Believe it or not – St Patrick wasn’t even Irish

Believe it or not – St Patrick wasn’t even Irish

It’s that time of year where everything turns a shade of green. No, not quite the start of spring – it’s St. Patrick’s Day. Ever think about the guy inspiring this day of revelry? The first thing to know is that he wasn’t Irish. His name wasn’t even Patrick.

So, who is this guy?

It’s thought St. Patrick’s real name was Maewyn, and that he was British, and he lived in the 5th century when Britain was occupied by the Romans. The facts are often disputed, but it’s believed Maewyn’s Roman name was Patricius, and he was kidnapped into slavery and brought to Ireland. He escaped and became a priest in Gaul—the old-school name for France. It’s thought he came back to Ireland after he had a dream calling him to return. He went back to the Emerald Isle as a missionary, and it is believed he was responsible for the country’s conversion to Christianity. He confronted the Druids, abolishing their pagan rites. He was then promoted to a bishop, and it’s believed that after he died, on March 17, 461, he was named Ireland’s patron saint.

That doesn’t explain the party…

Right. So, upon his death, Patrick and was named Ireland’s patron saint. It wasn’t until the Irish started immigrating to the US that the day became a celebration. Looking to connect with their roots, the first parade in NYC was in 1762. Over the years, it grew from being a parade to a bigger, and sometimes wilder, celebration.

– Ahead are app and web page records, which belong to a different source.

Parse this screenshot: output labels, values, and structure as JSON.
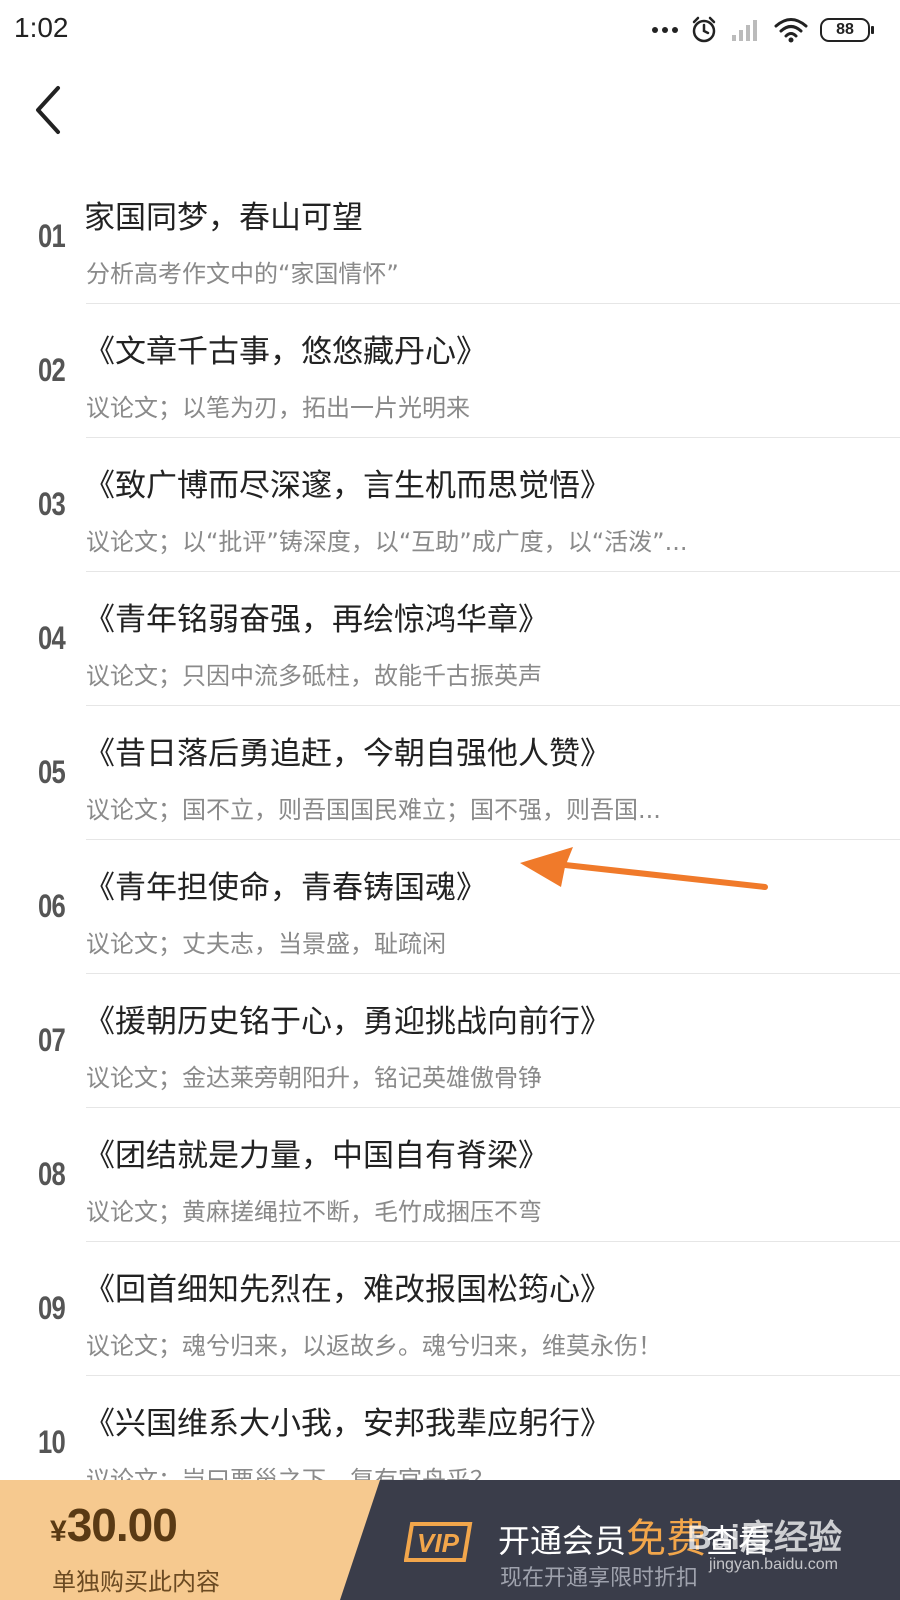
{
  "status_bar": {
    "time": "1:02",
    "battery": "88"
  },
  "items": [
    {
      "number": "01",
      "title": "家国同梦，春山可望",
      "subtitle": "分析高考作文中的“家国情怀”"
    },
    {
      "number": "02",
      "title": "《文章千古事，悠悠藏丹心》",
      "subtitle": "议论文；以笔为刃，拓出一片光明来"
    },
    {
      "number": "03",
      "title": "《致广博而尽深邃，言生机而思觉悟》",
      "subtitle": "议论文；以“批评”铸深度，以“互助”成广度，以“活泼”..."
    },
    {
      "number": "04",
      "title": "《青年铭弱奋强，再绘惊鸿华章》",
      "subtitle": "议论文；只因中流多砥柱，故能千古振英声"
    },
    {
      "number": "05",
      "title": "《昔日落后勇追赶，今朝自强他人赞》",
      "subtitle": "议论文；国不立，则吾国国民难立；国不强，则吾国..."
    },
    {
      "number": "06",
      "title": "《青年担使命，青春铸国魂》",
      "subtitle": "议论文；丈夫志，当景盛，耻疏闲"
    },
    {
      "number": "07",
      "title": "《援朝历史铭于心，勇迎挑战向前行》",
      "subtitle": "议论文；金达莱旁朝阳升，铭记英雄傲骨铮"
    },
    {
      "number": "08",
      "title": "《团结就是力量，中国自有脊梁》",
      "subtitle": "议论文；黄麻搓绳拉不断，毛竹成捆压不弯"
    },
    {
      "number": "09",
      "title": "《回首细知先烈在，难改报国松筠心》",
      "subtitle": "议论文；魂兮归来，以返故乡。魂兮归来，维莫永伤！"
    },
    {
      "number": "10",
      "title": "《兴国维系大小我，安邦我辈应躬行》",
      "subtitle": "议论文；岂曰栗甾之下，复有官舟乎？"
    }
  ],
  "purchase": {
    "currency": "¥",
    "price": "30.00",
    "buy_label": "单独购买此内容"
  },
  "vip": {
    "badge": "VIP",
    "main_prefix": "开通会员",
    "main_free": "免费",
    "main_suffix": "查看",
    "sub": "现在开通享限时折扣"
  },
  "watermark": {
    "main": "Bai度经验",
    "sub": "jingyan.baidu.com"
  },
  "colors": {
    "accent_orange": "#f07a2a",
    "buy_bg": "#f6c98f",
    "vip_bg": "#3a3d4a",
    "free_text": "#f2a64b"
  }
}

What’s with the shamrock?

According to the story, whenever St. Patrick explained the Holy Trinity to his flock, he used a three-leaf clover, or shamrock, to illustrate the idea of the Father, the Son and the Holy Spirit all being part of one unity.

So—rivers are dyed green because…

The color green has long been associated with Ireland, given its lush rolling hills and nickname, The Emerald Isle. The practice of dyeing a river green started in Chicago in 1962.

What’s the story behind the corned beef?

When the Irish first came to the US they were very poor. In New York, they settled in the Lower East Side, which had a big Jewish community. A traditional Jewish meal was brisket. It was a budget-friendly cut of meat that was quickly picked up by the Irish, and transformed into what we now see as the quintessential Irish meal. It has since become synonymous with the holiday.

And the leprechaun?

Leprechauns are part of Irish folklore, and were traditionally thought to be mischievous male fairies. They are generally thought to bring good luck—but only if you treat them with respect. Farmers would sometimes leave out offerings of drink with the hope of ensuring a good harvest.

Which brings us to the drinking part. Why is that such a big part of St. Patrick’s Day?

If you’ve been to Ireland, or met anyone Irish, you will know that drinking and being merry are very important—and go hand in hand.

Exit mobile version